> **EXERCISE BRIEF**:
Down to the last line, reproduce the data that follows, but skip the pictures.

Data excerpts:

◇ ◇ ◇

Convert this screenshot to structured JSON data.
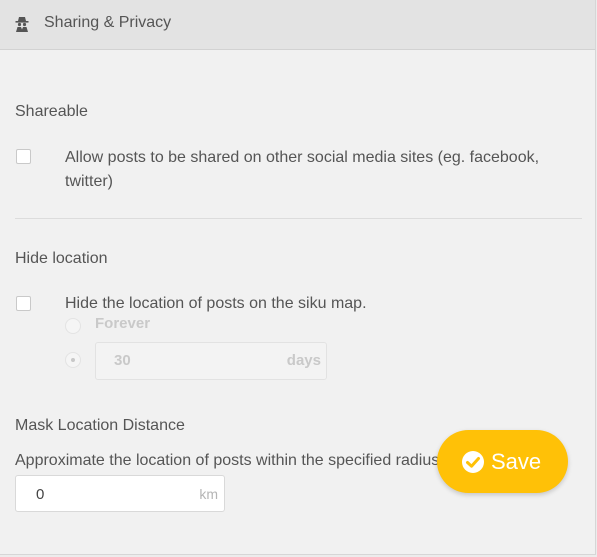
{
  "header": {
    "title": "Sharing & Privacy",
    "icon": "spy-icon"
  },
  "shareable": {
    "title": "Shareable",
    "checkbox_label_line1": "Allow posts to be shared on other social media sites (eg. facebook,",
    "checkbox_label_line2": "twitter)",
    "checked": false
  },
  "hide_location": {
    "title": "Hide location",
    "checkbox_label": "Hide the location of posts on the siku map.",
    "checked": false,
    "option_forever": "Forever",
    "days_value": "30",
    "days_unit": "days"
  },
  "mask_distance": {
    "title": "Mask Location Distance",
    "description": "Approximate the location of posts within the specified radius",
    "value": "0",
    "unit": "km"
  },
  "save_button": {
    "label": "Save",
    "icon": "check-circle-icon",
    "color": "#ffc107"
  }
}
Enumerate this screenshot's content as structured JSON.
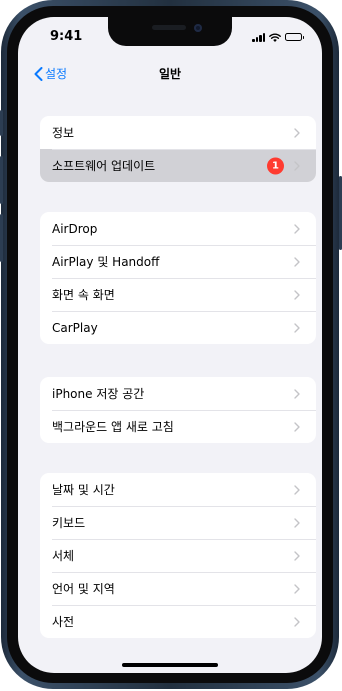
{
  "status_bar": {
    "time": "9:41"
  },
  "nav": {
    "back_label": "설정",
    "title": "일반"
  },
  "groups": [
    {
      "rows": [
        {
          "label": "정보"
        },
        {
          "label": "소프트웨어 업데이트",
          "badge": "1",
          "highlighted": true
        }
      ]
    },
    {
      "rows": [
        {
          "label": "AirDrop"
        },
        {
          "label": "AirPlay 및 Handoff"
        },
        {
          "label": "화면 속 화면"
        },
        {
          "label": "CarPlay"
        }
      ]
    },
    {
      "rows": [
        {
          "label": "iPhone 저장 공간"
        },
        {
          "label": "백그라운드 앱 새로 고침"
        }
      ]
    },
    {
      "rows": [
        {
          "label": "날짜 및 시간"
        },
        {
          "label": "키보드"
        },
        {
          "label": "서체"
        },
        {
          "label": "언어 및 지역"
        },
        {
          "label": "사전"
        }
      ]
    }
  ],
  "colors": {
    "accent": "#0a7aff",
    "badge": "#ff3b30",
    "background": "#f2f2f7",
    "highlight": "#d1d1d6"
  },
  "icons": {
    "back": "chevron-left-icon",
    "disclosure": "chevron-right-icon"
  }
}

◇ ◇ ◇

> **ANSWER TO THE EXERCISE**:
Convert this screenshot to structured JSON data.
{
  "header": {
    "title": "Sharing & Privacy",
    "icon": "spy-icon"
  },
  "shareable": {
    "title": "Shareable",
    "checkbox_label_line1": "Allow posts to be shared on other social media sites (eg. facebook,",
    "checkbox_label_line2": "twitter)",
    "checked": false
  },
  "hide_location": {
    "title": "Hide location",
    "checkbox_label": "Hide the location of posts on the siku map.",
    "checked": false,
    "option_forever": "Forever",
    "days_value": "30",
    "days_unit": "days"
  },
  "mask_distance": {
    "title": "Mask Location Distance",
    "description": "Approximate the location of posts within the specified radius",
    "value": "0",
    "unit": "km"
  },
  "save_button": {
    "label": "Save",
    "icon": "check-circle-icon",
    "color": "#ffc107"
  }
}
Enumerate this screenshot's content as structured JSON.
{
  "status_bar": {
    "time": "9:41"
  },
  "nav": {
    "back_label": "설정",
    "title": "일반"
  },
  "groups": [
    {
      "rows": [
        {
          "label": "정보"
        },
        {
          "label": "소프트웨어 업데이트",
          "badge": "1",
          "highlighted": true
        }
      ]
    },
    {
      "rows": [
        {
          "label": "AirDrop"
        },
        {
          "label": "AirPlay 및 Handoff"
        },
        {
          "label": "화면 속 화면"
        },
        {
          "label": "CarPlay"
        }
      ]
    },
    {
      "rows": [
        {
          "label": "iPhone 저장 공간"
        },
        {
          "label": "백그라운드 앱 새로 고침"
        }
      ]
    },
    {
      "rows": [
        {
          "label": "날짜 및 시간"
        },
        {
          "label": "키보드"
        },
        {
          "label": "서체"
        },
        {
          "label": "언어 및 지역"
        },
        {
          "label": "사전"
        }
      ]
    }
  ],
  "colors": {
    "accent": "#0a7aff",
    "badge": "#ff3b30",
    "background": "#f2f2f7",
    "highlight": "#d1d1d6"
  },
  "icons": {
    "back": "chevron-left-icon",
    "disclosure": "chevron-right-icon"
  }
}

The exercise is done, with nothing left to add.